Paul said...

Having a problem with Church decorations? Have a budding interior designer?

There's a ministry for that!

Henry said...

George,

The professor's study results agree with my own limited personal observations--that as a whole, conservative Catholics often appear to be more serious than liberal Catholics about both liturgy and charity.

Paul said...

Social Justice.

What is that? (echoes of Pilate) Is anyone quite sure? Is it a catch-all for whenever a segment of a population desires correct a perceived wronging of another segment? Perhaps it is an excuse to get whatever one desires.

What Justice would a society blissfully soaking in a cesspool desire? A larger cesspool? A more welcoming cesspool? Cesspool equality?

Jdj said...

Yes, indeed, George and Henry, that is very much the dirty little secret that remains hidden. Just ask Fr, McDonald or even his very liberal counter-partner on this blog who the regular true tithers really are. If they are honest, the 30% (+/-) who actually tithe their 10% are ...? There are always individual big-donor exceptions of course, but I can tell you from personal experience even within my own family who gives the most to charity.
"Awe, they don't need my help...they have plenty of resources...the government will take care of them & that's why I pay taxes..." And on, and on with the lip service.

Fr. Michael J. Kavanaugh said...

Jdj - I don't review peoples' donations, so I have no idea who the tithers in my parish are.

Paul said...

Somebody keeps track of something because of the year-end thanks/tax letter. Maybe it's all automated and no one sees the letter or a generated report. Or maybe the office staff looks and gossips.

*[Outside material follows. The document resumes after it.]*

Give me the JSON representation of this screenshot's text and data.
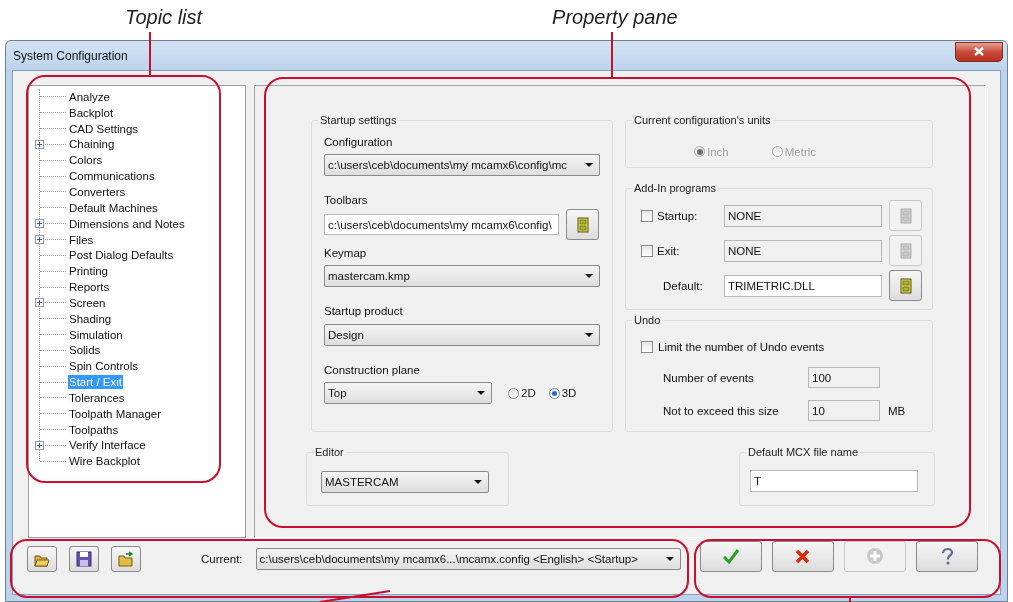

In any event, God knows and, hopefully, the recipient benefits from the giving.

Anonymous said...

Do conservatives also stand in the Temple and say "God, I thank you that I am not like the rest of men....etc...."

George said...


"Do conservatives also stand in the Temple and say 'God, I thank you that I am not like the rest of men....etc....' "

I know of none that do. Nor do I know of any that accuse others of
saying that. Nor do I know of those who excuse their own sinfulness or lack of charity.

There are almost certainly some out there. I would hope they are the exception.

JBS said...

Anonymous,

I've never heard them do so. Have you?

Anonymous said...

Re-read "George said", "Henry Said" up above.....

Anonymous said...

My pastor summed it up well in a recent homily. He said that he was entirely sick of people complaining that he should replace the fine vessels at Mass with cheap pottery and give the money to the poor. He reminded everyone that Our Lord Himself said "The poor are with you always ..." and he considered that there should be the best the parish could afford for Mass.

But, he said, he would reconsider his position when a young couple pledging their love in marriage stood before him and presented their beloved with a pottery ring. He said, "Oh no, only the finest of gold and diamonds for my beloved" and yet they begrudge it to God. Where is their love for Him he questioned. How right he is ...

So the many anonymouses could do well to think about what Our Lord told the apostles when they begrudged the jar of ointment the woman poured over His head. They would do better to err on the side of the finest for God as the poor have always done ... and it would be interesting if any of them can confirm that they have given their wife or husband a pottery ring to pledge their love ...

Jan

JBS said...

Anonymous,

Henry and George are not standing in a temple, but offering a defense against the unjust statement you related from you pastor. Have you ever studied traditional logic or rhetoric?

Anonymous said...

JBS....have you ever studied reading? Did I say Henry and George were standing in a temple?

They were bragging about how much better and holier they were because they are Pharisees....I mean conservatives....

Anonymous said...

I have never related a statement from my pastor...just or unjust....

Anonymous said...

Somebody may have stolen my anonymity.

JBS said...

Anonymous,

It appears you've lost your marbles.

Anonymous said...

Perhaps that too.

Happy St. Patrick's Day to you and all.

We're having green grits.

Flavius Hesychius said...

So...

Thank God I am not like those Pharisaical conservative Catholics?

Publican indeed.